++++ INFORMATION PROVIDED ++++

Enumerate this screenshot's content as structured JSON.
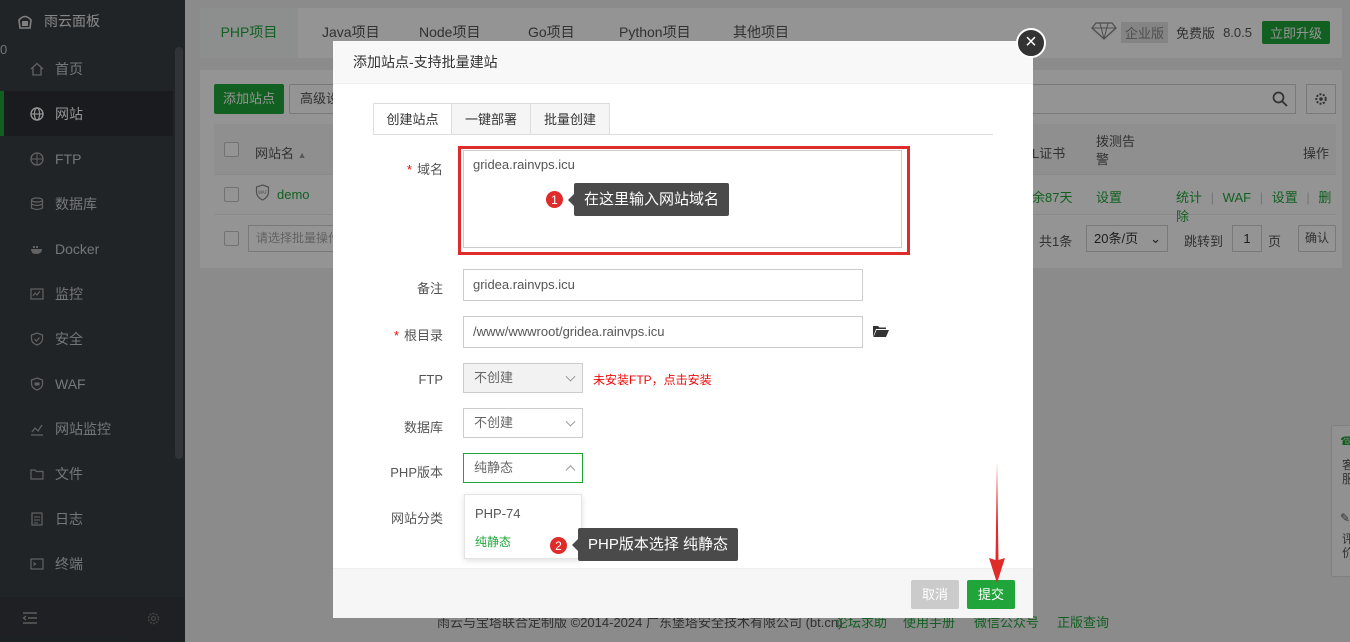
{
  "sidebar": {
    "brand": "雨云面板",
    "badge": "0",
    "items": [
      {
        "label": "首页",
        "icon": "home-icon"
      },
      {
        "label": "网站",
        "icon": "globe-icon",
        "active": true
      },
      {
        "label": "FTP",
        "icon": "ftp-icon"
      },
      {
        "label": "数据库",
        "icon": "database-icon"
      },
      {
        "label": "Docker",
        "icon": "docker-icon"
      },
      {
        "label": "监控",
        "icon": "monitor-icon"
      },
      {
        "label": "安全",
        "icon": "shield-icon"
      },
      {
        "label": "WAF",
        "icon": "waf-icon"
      },
      {
        "label": "网站监控",
        "icon": "chart-icon"
      },
      {
        "label": "文件",
        "icon": "folder-icon"
      },
      {
        "label": "日志",
        "icon": "log-icon"
      },
      {
        "label": "终端",
        "icon": "terminal-icon"
      }
    ]
  },
  "header": {
    "tabs": [
      "PHP项目",
      "Java项目",
      "Node项目",
      "Go项目",
      "Python项目",
      "其他项目"
    ],
    "edition": "企业版",
    "free": "免费版",
    "version": "8.0.5",
    "upgrade": "立即升级"
  },
  "panel": {
    "add_site": "添加站点",
    "advanced": "高级设",
    "col_name": "网站名",
    "col_ssl": "L证书",
    "col_probe": "拨测告警",
    "col_ops": "操作",
    "row": {
      "name": "demo",
      "ssl": "余87天",
      "probe": "设置",
      "ops": [
        "统计",
        "WAF",
        "设置",
        "删除"
      ]
    },
    "batch_placeholder": "请选择批量操作",
    "total": "共1条",
    "page_size": "20条/页",
    "goto": "跳转到",
    "page": "1",
    "page_unit": "页",
    "confirm": "确认"
  },
  "footer": {
    "copyright": "雨云与宝塔联合定制版 ©2014-2024 广东堡塔安全技术有限公司 (bt.cn)",
    "links": [
      "论坛求助",
      "使用手册",
      "微信公众号",
      "正版查询"
    ]
  },
  "modal": {
    "title": "添加站点-支持批量建站",
    "tabs": [
      "创建站点",
      "一键部署",
      "批量创建"
    ],
    "domain_label": "域名",
    "domain_value": "gridea.rainvps.icu",
    "remark_label": "备注",
    "remark_value": "gridea.rainvps.icu",
    "root_label": "根目录",
    "root_value": "/www/wwwroot/gridea.rainvps.icu",
    "ftp_label": "FTP",
    "ftp_value": "不创建",
    "ftp_warn": "未安装FTP，点击安装",
    "db_label": "数据库",
    "db_value": "不创建",
    "php_label": "PHP版本",
    "php_value": "纯静态",
    "php_options": [
      "PHP-74",
      "纯静态"
    ],
    "category_label": "网站分类",
    "cancel": "取消",
    "submit": "提交"
  },
  "annotations": {
    "tip1_num": "1",
    "tip1_text": "在这里输入网站域名",
    "tip2_num": "2",
    "tip2_text": "PHP版本选择 纯静态"
  },
  "float_panel": {
    "items": [
      "客服",
      "评价"
    ]
  },
  "colors": {
    "brand_green": "#20a53a",
    "sidebar_bg": "#3a3e44",
    "annotation_red": "#e02b2b",
    "badge_orange": "#e0622d"
  }
}
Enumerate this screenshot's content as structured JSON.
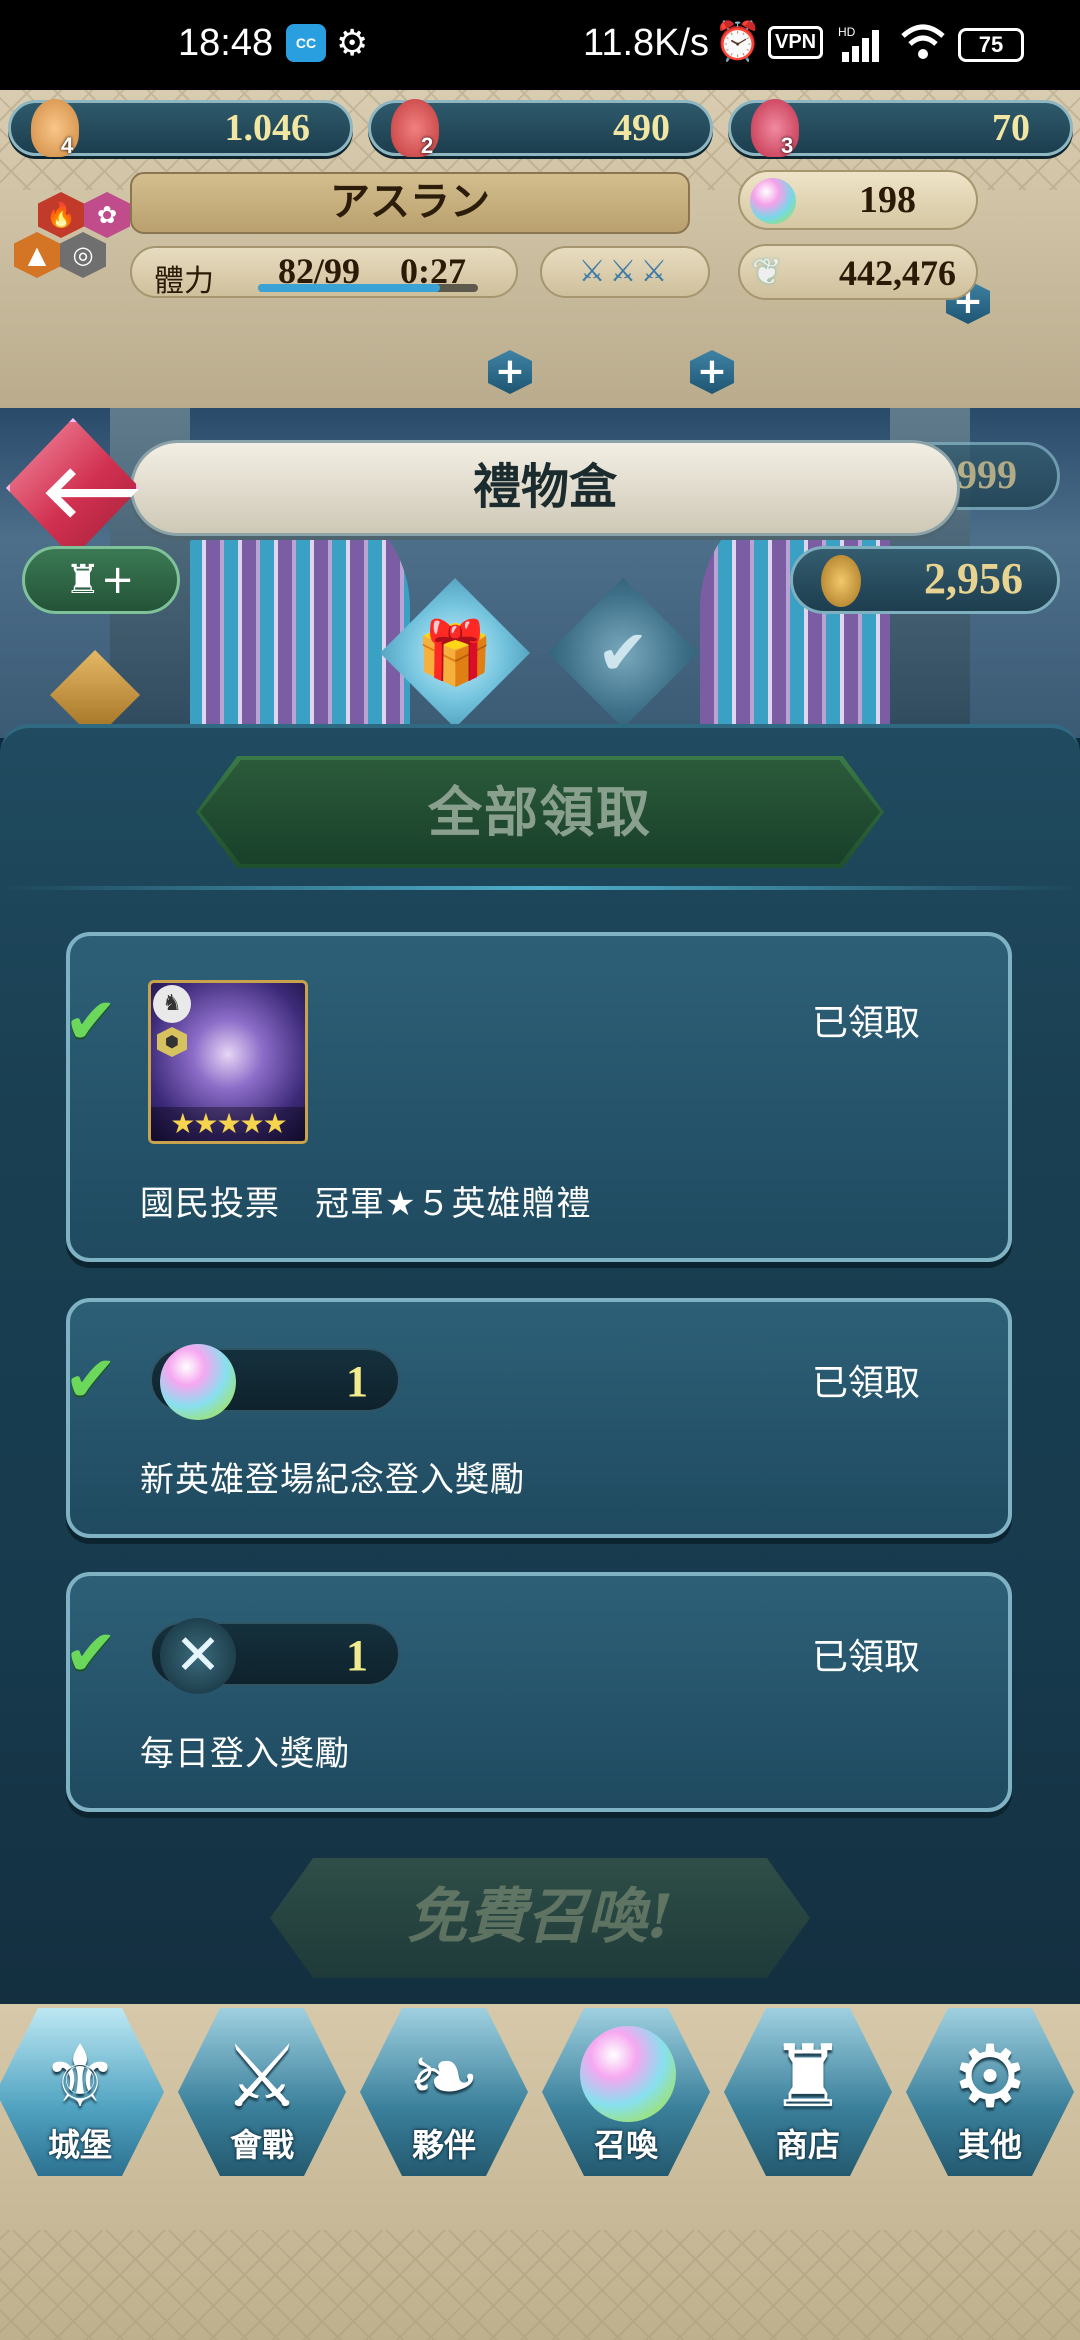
{
  "status_bar": {
    "time": "18:48",
    "app_badge": "CC",
    "net_speed": "11.8K/s",
    "vpn": "VPN",
    "network": "HD",
    "battery": "75"
  },
  "currencies": [
    {
      "badge": "4",
      "value": "1.046",
      "color": "#d28a40"
    },
    {
      "badge": "2",
      "value": "490",
      "color": "#c23b3b"
    },
    {
      "badge": "3",
      "value": "70",
      "color": "#c2304a"
    }
  ],
  "player": {
    "name": "アスラン",
    "orbs": "198",
    "stamina_label": "體力",
    "stamina_value": "82/99",
    "stamina_timer": "0:27",
    "stamina_fraction": 0.828,
    "feathers": "442,476"
  },
  "screen": {
    "title": "禮物盒",
    "back_icon": "back-arrow-icon",
    "partial_value": "999",
    "medal_value": "2,956"
  },
  "tabs": [
    {
      "name": "gift-box-icon",
      "active": true
    },
    {
      "name": "received-icon",
      "active": false
    }
  ],
  "claim_all_label": "全部領取",
  "gifts": [
    {
      "type": "hero",
      "status": "已領取",
      "description": "國民投票　冠軍★５英雄贈禮",
      "stars": "★★★★★"
    },
    {
      "type": "orb",
      "quantity": "1",
      "status": "已領取",
      "description": "新英雄登場紀念登入獎勵"
    },
    {
      "type": "dueling-sword",
      "quantity": "1",
      "status": "已領取",
      "description": "每日登入獎勵"
    }
  ],
  "free_summon_label": "免費召喚!",
  "nav": [
    {
      "label": "城堡",
      "icon": "castle-emblem-icon",
      "active": true
    },
    {
      "label": "會戰",
      "icon": "crossed-swords-icon",
      "active": false
    },
    {
      "label": "夥伴",
      "icon": "wings-icon",
      "active": false
    },
    {
      "label": "召喚",
      "icon": "orb-icon",
      "active": false
    },
    {
      "label": "商店",
      "icon": "shop-castle-icon",
      "active": false
    },
    {
      "label": "其他",
      "icon": "gear-icon",
      "active": false
    }
  ]
}
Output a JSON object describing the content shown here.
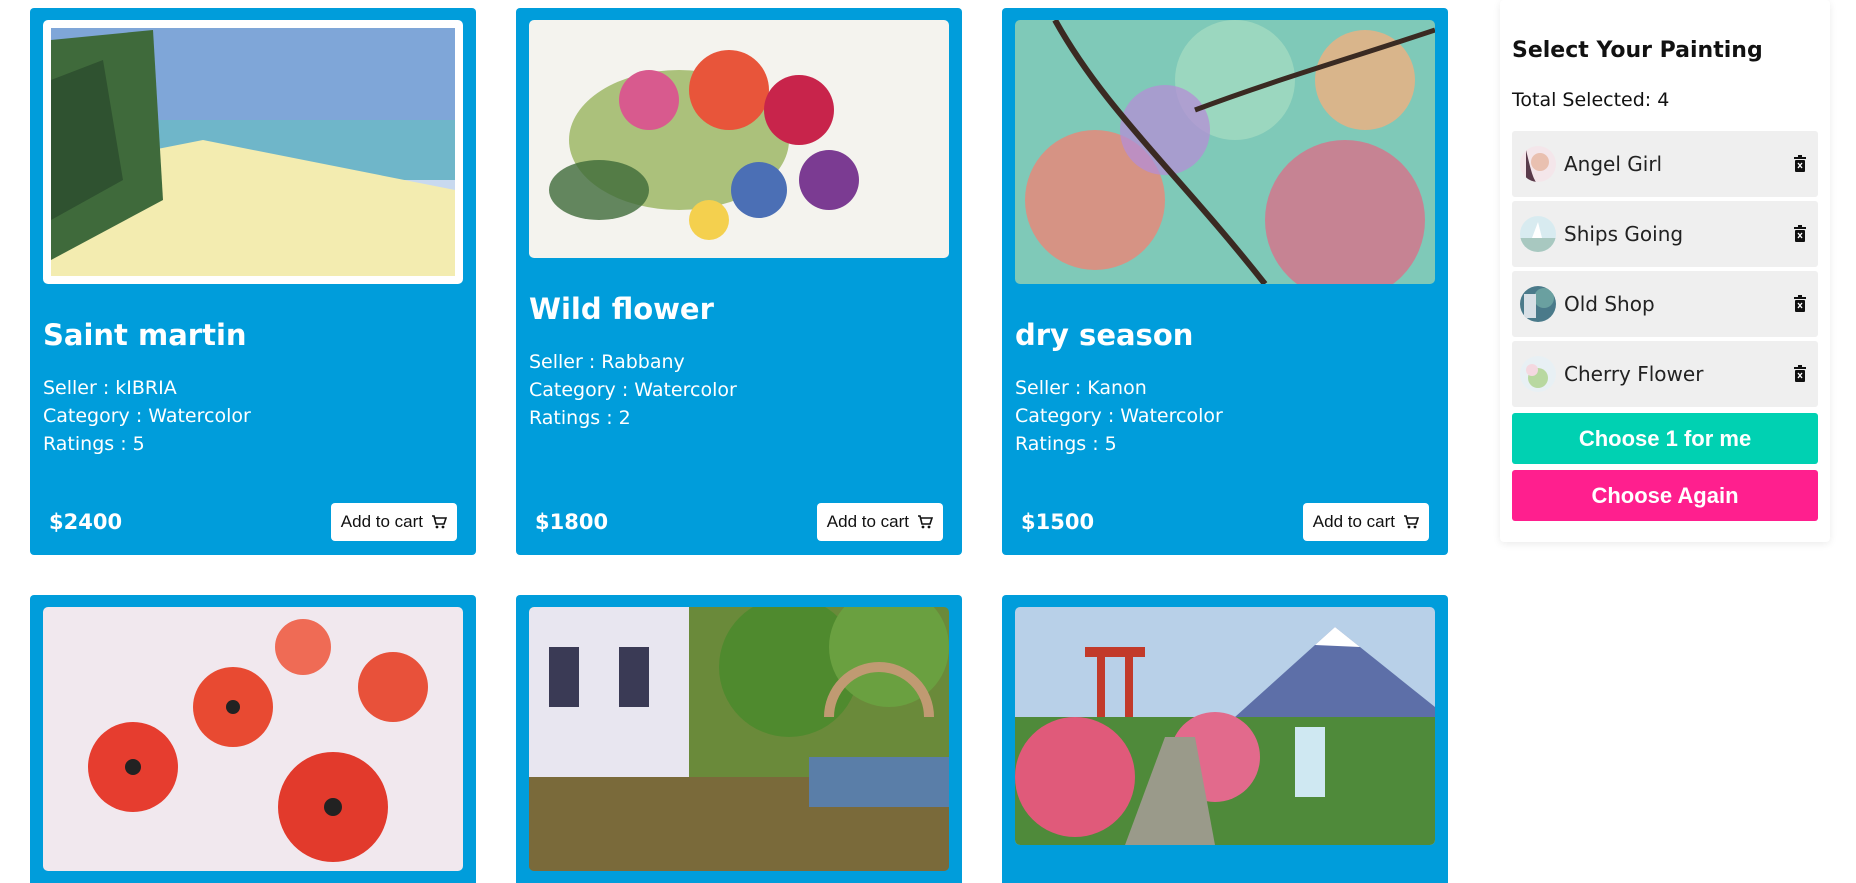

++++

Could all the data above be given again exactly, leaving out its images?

Enumerate this screenshot's content as structured JSON.
{
  "sidebar": {
    "brand": "雨云面板",
    "badge": "0",
    "items": [
      {
        "label": "首页",
        "icon": "home-icon"
      },
      {
        "label": "网站",
        "icon": "globe-icon",
        "active": true
      },
      {
        "label": "FTP",
        "icon": "ftp-icon"
      },
      {
        "label": "数据库",
        "icon": "database-icon"
      },
      {
        "label": "Docker",
        "icon": "docker-icon"
      },
      {
        "label": "监控",
        "icon": "monitor-icon"
      },
      {
        "label": "安全",
        "icon": "shield-icon"
      },
      {
        "label": "WAF",
        "icon": "waf-icon"
      },
      {
        "label": "网站监控",
        "icon": "chart-icon"
      },
      {
        "label": "文件",
        "icon": "folder-icon"
      },
      {
        "label": "日志",
        "icon": "log-icon"
      },
      {
        "label": "终端",
        "icon": "terminal-icon"
      }
    ]
  },
  "header": {
    "tabs": [
      "PHP项目",
      "Java项目",
      "Node项目",
      "Go项目",
      "Python项目",
      "其他项目"
    ],
    "edition": "企业版",
    "free": "免费版",
    "version": "8.0.5",
    "upgrade": "立即升级"
  },
  "panel": {
    "add_site": "添加站点",
    "advanced": "高级设",
    "col_name": "网站名",
    "col_ssl": "L证书",
    "col_probe": "拨测告警",
    "col_ops": "操作",
    "row": {
      "name": "demo",
      "ssl": "余87天",
      "probe": "设置",
      "ops": [
        "统计",
        "WAF",
        "设置",
        "删除"
      ]
    },
    "batch_placeholder": "请选择批量操作",
    "total": "共1条",
    "page_size": "20条/页",
    "goto": "跳转到",
    "page": "1",
    "page_unit": "页",
    "confirm": "确认"
  },
  "footer": {
    "copyright": "雨云与宝塔联合定制版 ©2014-2024 广东堡塔安全技术有限公司 (bt.cn)",
    "links": [
      "论坛求助",
      "使用手册",
      "微信公众号",
      "正版查询"
    ]
  },
  "modal": {
    "title": "添加站点-支持批量建站",
    "tabs": [
      "创建站点",
      "一键部署",
      "批量创建"
    ],
    "domain_label": "域名",
    "domain_value": "gridea.rainvps.icu",
    "remark_label": "备注",
    "remark_value": "gridea.rainvps.icu",
    "root_label": "根目录",
    "root_value": "/www/wwwroot/gridea.rainvps.icu",
    "ftp_label": "FTP",
    "ftp_value": "不创建",
    "ftp_warn": "未安装FTP，点击安装",
    "db_label": "数据库",
    "db_value": "不创建",
    "php_label": "PHP版本",
    "php_value": "纯静态",
    "php_options": [
      "PHP-74",
      "纯静态"
    ],
    "category_label": "网站分类",
    "cancel": "取消",
    "submit": "提交"
  },
  "annotations": {
    "tip1_num": "1",
    "tip1_text": "在这里输入网站域名",
    "tip2_num": "2",
    "tip2_text": "PHP版本选择 纯静态"
  },
  "float_panel": {
    "items": [
      "客服",
      "评价"
    ]
  },
  "colors": {
    "brand_green": "#20a53a",
    "sidebar_bg": "#3a3e44",
    "annotation_red": "#e02b2b",
    "badge_orange": "#e0622d"
  }
}
Enumerate this screenshot's content as structured JSON.
{
  "status_bar": {
    "time": "18:48",
    "app_badge": "CC",
    "net_speed": "11.8K/s",
    "vpn": "VPN",
    "network": "HD",
    "battery": "75"
  },
  "currencies": [
    {
      "badge": "4",
      "value": "1.046",
      "color": "#d28a40"
    },
    {
      "badge": "2",
      "value": "490",
      "color": "#c23b3b"
    },
    {
      "badge": "3",
      "value": "70",
      "color": "#c2304a"
    }
  ],
  "player": {
    "name": "アスラン",
    "orbs": "198",
    "stamina_label": "體力",
    "stamina_value": "82/99",
    "stamina_timer": "0:27",
    "stamina_fraction": 0.828,
    "feathers": "442,476"
  },
  "screen": {
    "title": "禮物盒",
    "back_icon": "back-arrow-icon",
    "partial_value": "999",
    "medal_value": "2,956"
  },
  "tabs": [
    {
      "name": "gift-box-icon",
      "active": true
    },
    {
      "name": "received-icon",
      "active": false
    }
  ],
  "claim_all_label": "全部領取",
  "gifts": [
    {
      "type": "hero",
      "status": "已領取",
      "description": "國民投票　冠軍★５英雄贈禮",
      "stars": "★★★★★"
    },
    {
      "type": "orb",
      "quantity": "1",
      "status": "已領取",
      "description": "新英雄登場紀念登入獎勵"
    },
    {
      "type": "dueling-sword",
      "quantity": "1",
      "status": "已領取",
      "description": "每日登入獎勵"
    }
  ],
  "free_summon_label": "免費召喚!",
  "nav": [
    {
      "label": "城堡",
      "icon": "castle-emblem-icon",
      "active": true
    },
    {
      "label": "會戰",
      "icon": "crossed-swords-icon",
      "active": false
    },
    {
      "label": "夥伴",
      "icon": "wings-icon",
      "active": false
    },
    {
      "label": "召喚",
      "icon": "orb-icon",
      "active": false
    },
    {
      "label": "商店",
      "icon": "shop-castle-icon",
      "active": false
    },
    {
      "label": "其他",
      "icon": "gear-icon",
      "active": false
    }
  ]
}
Output a JSON object describing the content shown here.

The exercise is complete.